Both Franklin County and the North Quabbin area will have money for new detox facilities to combat drug addiction, once the latest state budget is signed into law.
In the North Quabbin region, $1 million in the public health service budget is designated for a new mental health, drug and rehabilitation facility, to be run by Heywood Healthcare, according to state Rep. Denise Andrews, D-Orange. If all goes as hoped, a new treatment facility could be starting up by December, with about 80 beds and the staffing of 200 people.
“This is great news for us,” said Andrews. “It’s huge.”
As for Franklin County, a new $10 million statewide Substance Abuse Services Trust Fund includes $550,000 to set up and run a new detox facility.
“It is my hope that this detox facility in Franklin County will help alleviate the suffering too many of our families have endured and serve as an effective tool in our overall struggle against substance abuse,” said Sen. Stan Rosenberg, D-Amherst. “I commend Register of Probate John Merrigan, Franklin County Sheriff Christopher Donelan, Northwest District Attorney David Sullivan, the Opioid Task Force ... and the Franklin County legislative delegations’ office, for their spirit of partnership in the face of this crisis.”

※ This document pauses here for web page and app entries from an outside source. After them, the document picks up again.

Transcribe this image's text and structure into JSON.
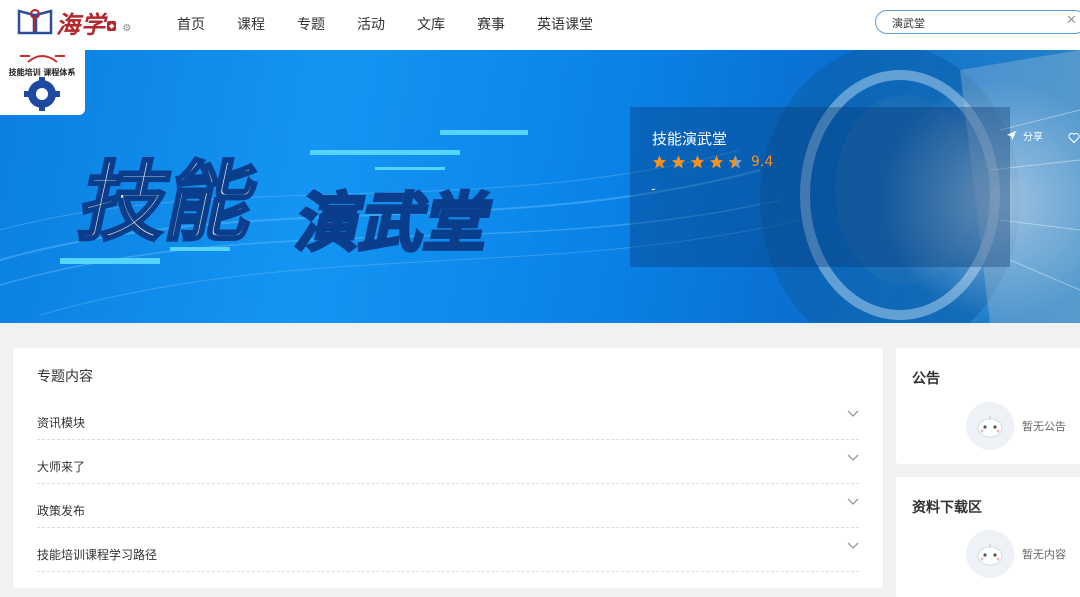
{
  "header": {
    "logo_text": "海学",
    "logo_badge": "",
    "nav": [
      "首页",
      "课程",
      "专题",
      "活动",
      "文库",
      "赛事",
      "英语课堂"
    ],
    "search_value": "演武堂",
    "search_clear": "✕"
  },
  "banner": {
    "title_main": "技能",
    "title_sub": "演武堂",
    "corner_logo_text": "技能培训 课程体系",
    "course_title": "技能演武堂",
    "rating": "9.4",
    "stars_value": 4.5,
    "subtitle": "-",
    "share_label": "分享"
  },
  "main": {
    "title": "专题内容",
    "sections": [
      "资讯模块",
      "大师来了",
      "政策发布",
      "技能培训课程学习路径"
    ]
  },
  "sidebar": {
    "notice_title": "公告",
    "notice_empty": "暂无公告",
    "download_title": "资料下载区",
    "download_empty": "暂无内容"
  },
  "colors": {
    "accent": "#1495f3",
    "brand": "#b3262b",
    "star": "#f7921e"
  }
}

Rosenberg also praised Gov. Deval Patrick, who supported the idea, “for again remembering western Mass., especially in a time of need.”
State Sen. Stephen Kulik, D-Worthington, vice-chairman of the House Committee on Ways and Means, said the state has had to respond to “an alarming increase of individuals in need of treatment for substance abuse and addiction.” He said the Fiscal Year 2015 budget includes $18 million in new spending for addiction services. Besides spending for treatment facilities, the Substance Abuse Services Trust Fund will pay for: mental health and substance abuse counselors within schools; purchase of nasal Narcan overdose treatment and training for its use; a prescription monitoring program to prevent possible over-prescribing of painkillers; funding for specialty courts and the placement of addiction specialists in some court systems.

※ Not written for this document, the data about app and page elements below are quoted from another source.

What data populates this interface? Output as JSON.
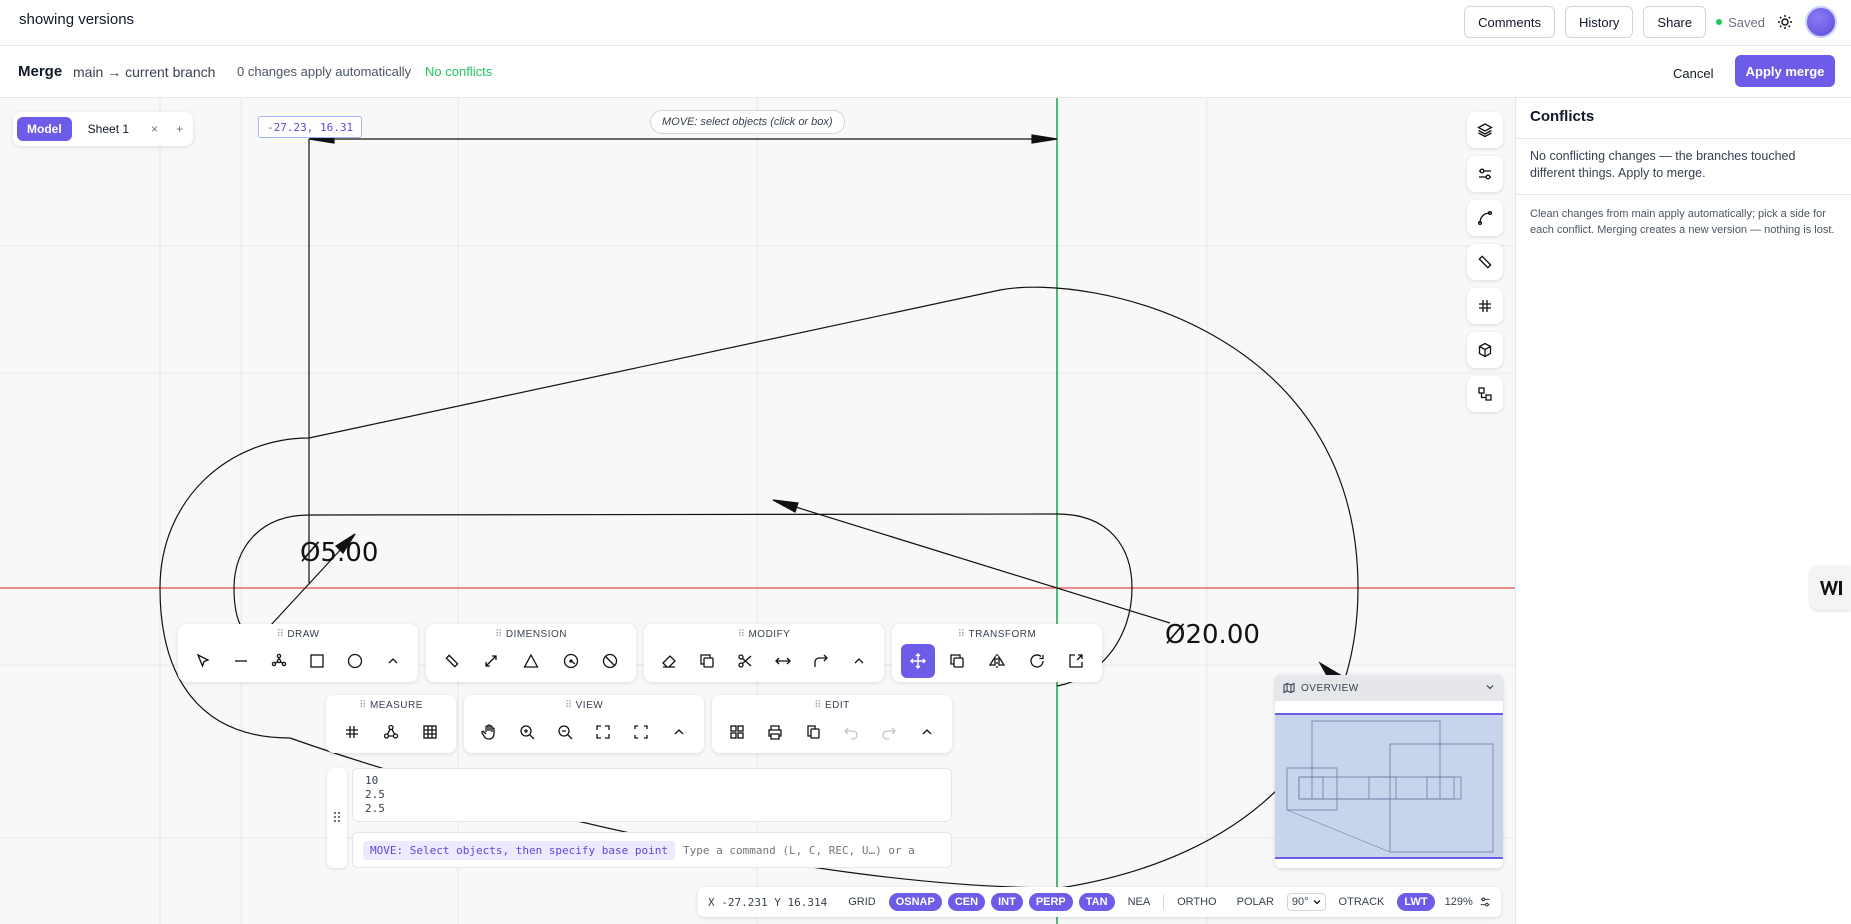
{
  "topbar": {
    "title": "showing versions",
    "comments": "Comments",
    "history": "History",
    "share": "Share",
    "saved": "Saved"
  },
  "merge": {
    "title": "Merge",
    "branch": "main → current branch",
    "changes": "0 changes apply automatically",
    "conflicts": "No conflicts",
    "cancel": "Cancel",
    "apply": "Apply merge"
  },
  "tabs": {
    "model": "Model",
    "sheet1": "Sheet 1",
    "close": "×",
    "add": "+"
  },
  "canvas": {
    "coord_tip": "-27.23, 16.31",
    "move_tip": "MOVE: select objects (click or box)",
    "dim_small": "Ø5.00",
    "dim_large": "Ø20.00"
  },
  "right_tools": [
    "layers-icon",
    "sliders-icon",
    "curve-icon",
    "ruler-icon",
    "grid-hash-icon",
    "cube-icon",
    "blocks-icon"
  ],
  "toolbars": {
    "draw": "DRAW",
    "dimension": "DIMENSION",
    "modify": "MODIFY",
    "transform": "TRANSFORM",
    "measure": "MEASURE",
    "view": "VIEW",
    "edit": "EDIT"
  },
  "command": {
    "history": [
      "10",
      "2.5",
      "2.5"
    ],
    "prompt": "MOVE: Select objects, then specify base point",
    "placeholder": "Type a command (L, C, REC, U…) or a"
  },
  "overview": {
    "title": "OVERVIEW"
  },
  "status": {
    "coords": "X -27.231  Y 16.314",
    "grid": "GRID",
    "osnap": "OSNAP",
    "cen": "CEN",
    "int": "INT",
    "perp": "PERP",
    "tan": "TAN",
    "nea": "NEA",
    "ortho": "ORTHO",
    "polar": "POLAR",
    "polar_angle": "90°",
    "otrack": "OTRACK",
    "lwt": "LWT",
    "zoom": "129%"
  },
  "panel": {
    "title": "Conflicts",
    "message": "No conflicting changes — the branches touched different things. Apply to merge.",
    "note": "Clean changes from main apply automatically; pick a side for each conflict. Merging creates a new version — nothing is lost."
  },
  "colors": {
    "accent": "#6d5ce8",
    "success": "#22c55e",
    "axis_x": "#dc2626",
    "axis_y": "#16a34a"
  }
}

According to a news release from Andrews, a site in Petersham is being considered for the new treatment center in the North Quabbin. “We are under contract to acquire a 21-acre parcel of land known as the Sisters of Assumption property,” said Heywood Healthcare spokeswoman Dawn Casavant. “We are assessing the viability of utilizing this property for behavioral health services. We will be moving through a very deliberate regulatory process over the next several months, with the hope that this funding and this property will help provide the communities we serve with access to critical behavioral health and addiction services.”
Now that the money is available for a new treatment facility in Franklin County, the next step will be for the state Department of Public Health to put out a request for proposals, to find a vendor to assist with a detox facility, said Merrigan.

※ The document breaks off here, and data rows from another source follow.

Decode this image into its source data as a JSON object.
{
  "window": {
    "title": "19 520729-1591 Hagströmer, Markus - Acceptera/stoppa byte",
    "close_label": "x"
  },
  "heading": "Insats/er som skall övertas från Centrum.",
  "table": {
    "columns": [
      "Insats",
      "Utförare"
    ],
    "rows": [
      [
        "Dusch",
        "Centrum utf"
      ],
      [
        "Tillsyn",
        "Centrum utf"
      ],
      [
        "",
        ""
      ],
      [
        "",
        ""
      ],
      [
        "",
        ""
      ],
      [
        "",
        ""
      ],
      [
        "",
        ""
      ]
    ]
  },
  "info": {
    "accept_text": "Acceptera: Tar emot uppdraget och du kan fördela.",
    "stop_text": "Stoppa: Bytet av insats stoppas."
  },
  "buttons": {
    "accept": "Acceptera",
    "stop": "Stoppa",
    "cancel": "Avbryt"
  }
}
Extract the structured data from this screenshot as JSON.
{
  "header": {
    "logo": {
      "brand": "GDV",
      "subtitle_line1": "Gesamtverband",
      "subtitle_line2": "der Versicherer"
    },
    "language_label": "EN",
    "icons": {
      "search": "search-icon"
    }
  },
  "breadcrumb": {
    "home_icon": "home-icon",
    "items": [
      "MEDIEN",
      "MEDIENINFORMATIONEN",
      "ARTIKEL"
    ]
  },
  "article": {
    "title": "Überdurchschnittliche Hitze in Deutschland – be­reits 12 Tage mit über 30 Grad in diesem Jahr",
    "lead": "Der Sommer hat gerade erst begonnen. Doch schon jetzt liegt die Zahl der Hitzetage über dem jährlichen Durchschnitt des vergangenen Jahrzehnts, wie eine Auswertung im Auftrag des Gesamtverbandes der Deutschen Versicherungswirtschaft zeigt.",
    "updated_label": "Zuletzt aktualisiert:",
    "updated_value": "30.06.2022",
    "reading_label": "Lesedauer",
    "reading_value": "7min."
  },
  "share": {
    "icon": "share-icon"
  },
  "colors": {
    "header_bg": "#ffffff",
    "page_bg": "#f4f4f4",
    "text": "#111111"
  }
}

“The big critical thing for us is finding available beds for the opiate-addicted population, and then finding resources after (detox) — because that’s not the end of it,” Merrigan said. “Ten years ago, we had the Beacon programs (at Franklin Medical Center), which were cut during the Romney Administration. This is rebuilding from scratch.”
Merrigan said the problems caused by opiate addiction in Franklin County “are flooding the courts, flooding emergency rooms, and breaking up families.”
“We know we’re going to benefit from the proximity of that (North Quabbin) facility,” Merrigan added. He said the current process of trying to find detox facility space available in Worcester, Springfield and Boston for people in Franklin County, is very difficult. “By the time they have a bed, you lose them,” he explained. “We hope to have immediate resources to be successful and get them treated.
“This is a first step, and we’re fortunate that the local legislators are really watching our back,” said Merrigan.
Steven Bradley, the new president of Baystate Franklin Medical Center, which is involved with the Franklin County Opioid Task Force, said it’s great to have legislative support for a new treatment facility. “This will be the beginning of our (the task force’s) effort to build a comprehensive prevention and treatment program,” said Bradley. “This is really the first installment of what is going to be needed to build both treatment and capacity. We don’t have anywhere near enough treatment options or capacity for treatment,” Bradley said. “We’re going to continue to advocate for more resources for the entire county. It’s a good thing that’s happened. We need to see other good things happen,” said Bradley. “The unmet need far outstrips $550,000.”